and check you local library as well! You may be able to check out some of those books from your local library and take them to school with you and renew them online one or more times, depending on how in demand they are. There will be NO copies in CollegeTown library because there’s 50 people asking for it. But your HOME town, you may be able to renew it twice since its low demand. Write on your calender when they’re due or need to be renewed. Renew them OR tuck the whole pile into a Priority Mail flat rate box and send them home to your folks.
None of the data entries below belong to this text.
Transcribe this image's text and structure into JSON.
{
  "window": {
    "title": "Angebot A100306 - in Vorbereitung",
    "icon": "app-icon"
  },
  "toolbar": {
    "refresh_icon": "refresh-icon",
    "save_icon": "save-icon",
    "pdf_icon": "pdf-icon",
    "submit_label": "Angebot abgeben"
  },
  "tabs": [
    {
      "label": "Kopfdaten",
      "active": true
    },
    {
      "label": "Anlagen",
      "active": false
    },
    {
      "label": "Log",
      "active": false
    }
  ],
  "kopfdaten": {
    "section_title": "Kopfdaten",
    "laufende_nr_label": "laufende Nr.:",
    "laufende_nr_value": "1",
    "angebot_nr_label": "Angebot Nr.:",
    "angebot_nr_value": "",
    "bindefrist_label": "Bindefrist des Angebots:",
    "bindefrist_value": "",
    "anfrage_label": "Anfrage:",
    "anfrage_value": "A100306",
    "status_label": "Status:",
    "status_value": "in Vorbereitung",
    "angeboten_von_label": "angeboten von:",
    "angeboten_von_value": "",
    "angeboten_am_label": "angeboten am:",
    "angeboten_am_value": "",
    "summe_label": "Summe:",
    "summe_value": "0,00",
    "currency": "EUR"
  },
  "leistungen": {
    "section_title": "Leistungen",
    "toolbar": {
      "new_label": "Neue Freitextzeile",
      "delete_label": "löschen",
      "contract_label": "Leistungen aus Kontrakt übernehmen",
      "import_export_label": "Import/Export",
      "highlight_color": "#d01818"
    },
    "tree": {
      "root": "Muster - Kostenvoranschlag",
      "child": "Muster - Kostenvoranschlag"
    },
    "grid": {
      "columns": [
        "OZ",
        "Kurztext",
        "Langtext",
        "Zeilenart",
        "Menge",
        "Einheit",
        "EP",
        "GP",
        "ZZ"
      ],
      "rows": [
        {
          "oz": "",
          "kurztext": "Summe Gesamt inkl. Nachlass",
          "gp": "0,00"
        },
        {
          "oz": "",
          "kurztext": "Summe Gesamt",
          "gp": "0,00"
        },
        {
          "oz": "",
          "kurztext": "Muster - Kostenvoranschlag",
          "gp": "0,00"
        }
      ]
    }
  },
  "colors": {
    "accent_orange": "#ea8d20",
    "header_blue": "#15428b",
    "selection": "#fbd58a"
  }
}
The cost of the priority box to send several library books home is probably way less than what you’d pay for them. (or if its stuff you know you need AFTER a break where you’ll be home, request a hold from school, pick up at home)
ONE LAST WORD BEFORE YOU BUY…
You determined you HAVE to buy a book and you’ve narrowed it down to a few choices of source. Run a search for “coupon + Sitename” what looked like the lowest priced may not if you find a coupon for the 2nd or 3rd lowest priced option. Gettextbook will generate some automatically, but you may be able to find even better ones.
So make yourself some food, get a beverage, put on some tunes and compare prices!
and if you’re reached point of wanting to curl up in a ball and die, you can send us an ask with the ISBN for your book and answers to questions aobe (extra materials, previous edition, etc) and we’ll send you back an note with a link to the cheapest one we can find. I do this for a living, send an ask and I’ll get it done usually within about 12 hours.
WHOOP WHOOP MASSIVE EXCELLENT RESOURCE ADVICE ABOVE!!!!
Also: CHECK YOUR INSTITUTION’S LIBRARY. Often the books will be available for short-term loan, and there may also be copies of older editions that you can borrow and take home. Short-term loan generally will mean a few hours spent in the library, but it generally should be long enough to get the chapter of the week read. If you don’t need to take your books to class, then this is often a very doable solution.
I’ve just seen Sweeney Todd for the first time. I am Team Toby and ever shall remain.